•Many student workers (16-18 years old) are employed in the same positions as adults, 10+ hour days
•Excessive hours for all workers, including student interns
•Forced overtime. Workers were not allowed to turn down requests they work overtime. An estimated 6 hours of unpaid overtime per worker per month (Roughly $290,000 in owed wages for all employees)
•Hiring discrimination based on age and presence of tattoos
•A grievance process that retaliates against workers for raising valid workplace issues
Green America and CLW called on Apple to do what was necessary to ensure that workers making Apple products were treated according to law and Apple’s own social responsibility commitments.
As a result, Apple lost half a mark under Pollution and Toxics, and a whole mark under Workers Rights.

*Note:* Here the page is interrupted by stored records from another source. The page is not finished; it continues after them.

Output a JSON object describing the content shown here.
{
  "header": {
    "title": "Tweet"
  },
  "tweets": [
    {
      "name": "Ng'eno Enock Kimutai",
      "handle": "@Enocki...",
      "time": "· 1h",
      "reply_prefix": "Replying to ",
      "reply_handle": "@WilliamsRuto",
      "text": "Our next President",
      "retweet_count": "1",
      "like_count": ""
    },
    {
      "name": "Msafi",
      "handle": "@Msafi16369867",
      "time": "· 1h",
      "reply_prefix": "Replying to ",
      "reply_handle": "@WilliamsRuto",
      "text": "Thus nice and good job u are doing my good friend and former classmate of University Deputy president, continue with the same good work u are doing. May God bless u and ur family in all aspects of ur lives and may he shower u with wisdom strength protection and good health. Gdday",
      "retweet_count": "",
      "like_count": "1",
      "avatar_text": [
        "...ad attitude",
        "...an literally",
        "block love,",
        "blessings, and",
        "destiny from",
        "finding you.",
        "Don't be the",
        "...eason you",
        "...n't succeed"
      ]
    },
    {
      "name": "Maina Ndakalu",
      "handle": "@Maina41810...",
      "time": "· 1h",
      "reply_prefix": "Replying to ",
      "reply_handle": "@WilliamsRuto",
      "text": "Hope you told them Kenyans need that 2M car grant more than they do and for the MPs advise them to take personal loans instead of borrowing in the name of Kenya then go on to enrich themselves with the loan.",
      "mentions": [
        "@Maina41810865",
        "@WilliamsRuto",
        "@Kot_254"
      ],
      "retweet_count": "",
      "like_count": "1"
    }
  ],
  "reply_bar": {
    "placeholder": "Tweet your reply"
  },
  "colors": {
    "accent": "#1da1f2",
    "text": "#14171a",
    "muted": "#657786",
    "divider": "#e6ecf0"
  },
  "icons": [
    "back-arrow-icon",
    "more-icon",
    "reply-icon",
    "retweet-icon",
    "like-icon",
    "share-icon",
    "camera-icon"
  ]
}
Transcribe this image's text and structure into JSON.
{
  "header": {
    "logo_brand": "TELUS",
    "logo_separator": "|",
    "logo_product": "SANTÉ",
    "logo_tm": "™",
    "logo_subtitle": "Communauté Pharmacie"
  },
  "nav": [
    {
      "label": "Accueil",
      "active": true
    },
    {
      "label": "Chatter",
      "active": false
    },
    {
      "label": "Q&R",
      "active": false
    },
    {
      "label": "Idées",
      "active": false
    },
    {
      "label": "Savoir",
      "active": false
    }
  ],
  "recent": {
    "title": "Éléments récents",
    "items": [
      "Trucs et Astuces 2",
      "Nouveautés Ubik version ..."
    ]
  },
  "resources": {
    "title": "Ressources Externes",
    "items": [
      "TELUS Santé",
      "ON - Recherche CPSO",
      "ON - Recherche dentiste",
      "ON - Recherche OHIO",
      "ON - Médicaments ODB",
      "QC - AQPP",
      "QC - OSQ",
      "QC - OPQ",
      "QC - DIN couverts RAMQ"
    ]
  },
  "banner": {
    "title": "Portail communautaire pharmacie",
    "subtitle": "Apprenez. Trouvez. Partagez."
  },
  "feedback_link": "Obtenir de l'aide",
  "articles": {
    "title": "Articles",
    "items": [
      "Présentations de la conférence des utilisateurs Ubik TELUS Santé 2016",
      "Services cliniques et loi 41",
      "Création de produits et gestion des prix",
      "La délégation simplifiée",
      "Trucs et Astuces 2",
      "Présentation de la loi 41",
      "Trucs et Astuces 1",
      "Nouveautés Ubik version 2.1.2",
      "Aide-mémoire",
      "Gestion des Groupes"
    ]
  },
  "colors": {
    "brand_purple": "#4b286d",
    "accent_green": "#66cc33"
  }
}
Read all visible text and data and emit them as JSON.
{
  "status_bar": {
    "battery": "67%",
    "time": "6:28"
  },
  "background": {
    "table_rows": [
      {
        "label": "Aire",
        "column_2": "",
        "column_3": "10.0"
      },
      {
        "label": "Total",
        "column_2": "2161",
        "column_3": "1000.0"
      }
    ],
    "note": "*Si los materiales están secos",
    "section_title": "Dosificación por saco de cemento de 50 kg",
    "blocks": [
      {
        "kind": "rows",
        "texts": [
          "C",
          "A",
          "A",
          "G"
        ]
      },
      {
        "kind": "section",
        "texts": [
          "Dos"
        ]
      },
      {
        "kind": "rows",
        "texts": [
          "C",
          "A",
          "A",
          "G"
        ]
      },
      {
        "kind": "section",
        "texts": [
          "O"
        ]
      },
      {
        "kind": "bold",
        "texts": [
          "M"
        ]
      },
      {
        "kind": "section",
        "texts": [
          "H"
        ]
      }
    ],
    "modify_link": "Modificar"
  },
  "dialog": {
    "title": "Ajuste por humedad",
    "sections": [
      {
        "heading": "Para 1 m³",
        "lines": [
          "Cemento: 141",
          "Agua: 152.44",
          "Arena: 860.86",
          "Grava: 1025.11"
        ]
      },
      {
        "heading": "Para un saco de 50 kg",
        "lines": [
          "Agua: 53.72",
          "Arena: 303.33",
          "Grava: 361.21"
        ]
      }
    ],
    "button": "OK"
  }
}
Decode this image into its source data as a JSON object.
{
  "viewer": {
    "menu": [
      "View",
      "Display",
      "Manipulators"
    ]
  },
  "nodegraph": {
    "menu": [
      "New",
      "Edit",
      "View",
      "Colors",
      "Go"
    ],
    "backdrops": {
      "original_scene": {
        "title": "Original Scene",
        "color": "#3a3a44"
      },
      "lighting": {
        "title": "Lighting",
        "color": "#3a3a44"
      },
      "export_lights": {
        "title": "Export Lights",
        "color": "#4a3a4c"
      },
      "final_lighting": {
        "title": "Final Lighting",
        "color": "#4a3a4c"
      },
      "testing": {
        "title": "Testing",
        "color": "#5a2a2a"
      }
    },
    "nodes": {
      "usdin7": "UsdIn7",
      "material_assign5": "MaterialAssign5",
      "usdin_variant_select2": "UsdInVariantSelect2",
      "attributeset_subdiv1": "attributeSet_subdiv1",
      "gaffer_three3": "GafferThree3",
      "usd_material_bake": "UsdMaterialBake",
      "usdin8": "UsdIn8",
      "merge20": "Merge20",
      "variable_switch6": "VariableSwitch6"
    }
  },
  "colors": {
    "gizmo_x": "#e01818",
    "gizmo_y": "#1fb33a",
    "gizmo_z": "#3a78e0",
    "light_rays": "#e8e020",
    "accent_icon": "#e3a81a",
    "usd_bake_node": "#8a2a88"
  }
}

Reference:

iPhone and iPad Supplier Exploits and Endangers Safety of 20,000 Workers (4 September 2014)

Research from Danish organisation DanWatch published in November 2013 found that none of the 10 mobile phone or computer manufacturers that they investigated could guarantee that they do not use gold mined by children.
DanWatch investigated the policies of Apple and found that it is not monitoring its gold supply chains to the extent that it could ensure there is no child labour connected to the gold it uses. It has no procedures to identify child labour in its gold supply chain.
The DanWatch report entitled "Child-mined gold in your gadgets?" describes how children from the age of 6 years work in small unauthorized mines in Mali and Ghana. These countries are among the largest exporters of gold in Africa.
In a statement on their website DanWatch said "It is normal in Mali and Ghana that children participate in the work in gold mines, risking both their health and lives. In the gold mines, children are digging deep, insecure mine shafts and work underground in shifts of up to ten hours. In Mali, it is estimated that between 20,000 and 40,000 children are working in gold mines, while there are no numbers available in Ghana. Worldwide, it is estimated that at least 1,5 million children are working in the gold mine industry."
Child workers in the mines are at risk of mercury poisoning. The metal is used to extract gold from the ore. Mercury attacks the central nervous system and can cause chronic disabilities, especially in children, because their bodies are developing and therefore particularly vulnerable to heavy metal.

Reference:

Child-mined gold in your gadgets? (November 2013)